Hearing loss caused by exposure to noise at work continues to be a significant occupational disease. We acknowledge that noise represents a significant safety risk to equipment operators.

Under The Control of Noise at Work Regulations (2005) it is a requirement that a noise assessment be made by a competent person when the noise created in a working environment exceeds 80dB(A).

We strongly recommend that every possible effort is made to reduce noise exposure in the workplace. We are constantly striving to ensure that the equipment we supply you,  incorporates the latest noise reduction technology for the customer.

In each section of this brochure, you will find (where applicable) manufacturers information relating to noise emissions.

One essential method of controlling the potentially harmful effects of noise is to ensure that all employees working in or around a noisy environment are issued with and use the correct Personal Protective Equipment.


Dust is created in one form or another when most power tools are used.

Continued exposure to dust can, over a period of time result in respiratory problems, eye infections and irritation to the skin.

Providing operators use the correct Personal Protective Equipment such as goggles, appropriate respiratory protection, gloves and protective suits, exposure risks are greatly reduced.

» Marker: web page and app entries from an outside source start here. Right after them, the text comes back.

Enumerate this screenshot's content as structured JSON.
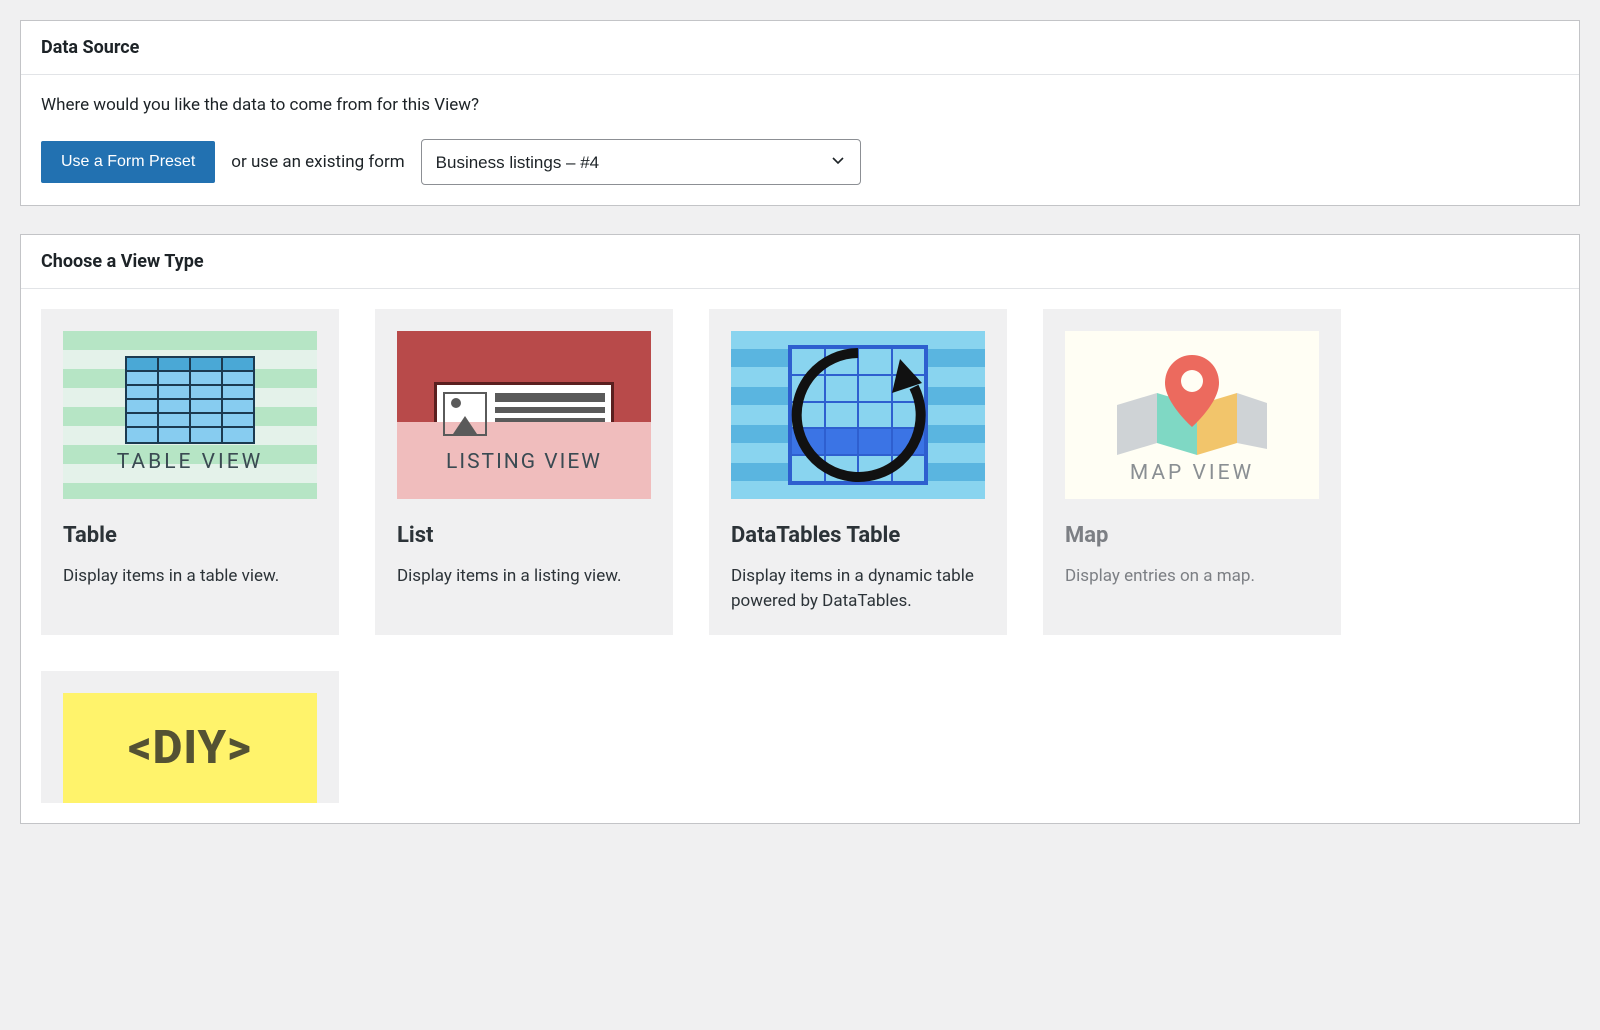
{
  "dataSource": {
    "title": "Data Source",
    "prompt": "Where would you like the data to come from for this View?",
    "presetButton": "Use a Form Preset",
    "orText": "or use an existing form",
    "selected": "Business listings – #4"
  },
  "viewType": {
    "title": "Choose a View Type",
    "cards": [
      {
        "title": "Table",
        "desc": "Display items in a table view.",
        "caption": "TABLE VIEW"
      },
      {
        "title": "List",
        "desc": "Display items in a listing view.",
        "caption": "LISTING VIEW"
      },
      {
        "title": "DataTables Table",
        "desc": "Display items in a dynamic table powered by DataTables."
      },
      {
        "title": "Map",
        "desc": "Display entries on a map.",
        "caption": "MAP VIEW"
      },
      {
        "title": "DIY",
        "caption": "<DIY>"
      }
    ]
  }
}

In addition to this we strongly recommend the use of dust extraction/suppression equipment which will combat the problems relating to potentially harmful particles that might be present in the atmosphere.

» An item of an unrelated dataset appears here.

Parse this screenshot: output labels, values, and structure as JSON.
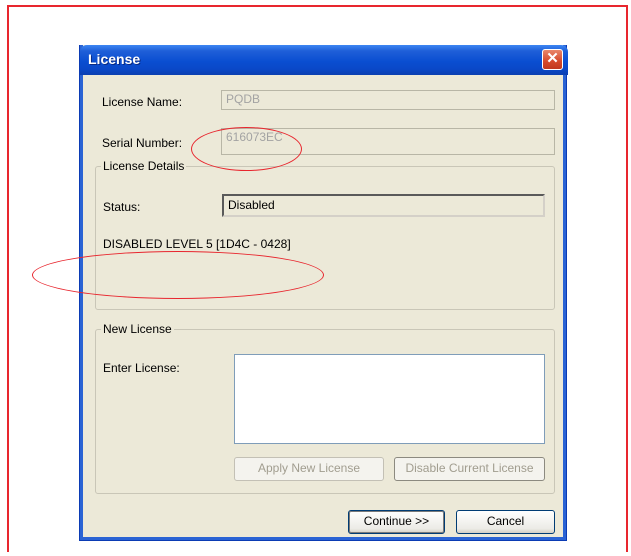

Hand Arm Vibration

Hand Arm Vibration Syndrome (HAVS) is vibration that is transmitted into the hands and arms of an operator when they are using hand held powered work equipment.

Regular and frequent exposure to hand arm vibration can cause a range of conditions collectively known as Hand Arm Vibration Syndrome (HAVS), as well as specific diseases such as the nerve disorder, Carpal Tunnel Syndrome.

At Charles Wilson Engineers, we are committed to supplying the latest equipment that has been designed to reduce the effects of vibration on the operator.

The Control of Vibration at Work Regulations 1995 requires employers to take specific action when the daily vibration exposure reaches a certain ‘action value’. In order to simplify the process of identifying and assessing employees at risk, you will find detailed information relating to the vibration output of each applicable machine.

Each tool, where relevant, will be labelled to clearly indicate the vibration risk of that item to the operator. The labeling system for each piece of equipment breaks the risk areas down into three colour coded ‘traffic light’ levels according to the vibration level produced.




Reducing the Risk

There are ways to reduce the risk from vibration:

  • Keep warm and wear protective gloves
  • Take short breaks to exercise your hands
  • Do not grip the tool too tightly – the tighter the grip the greater the vibration
  • Only use tools that are serviced regularly
  • Avoid the use of blunt points, chisels or drill bits
  • Read and follow the safety instructions supplied with the machine
  • See if there is an alternative tool available with a reduced vibration level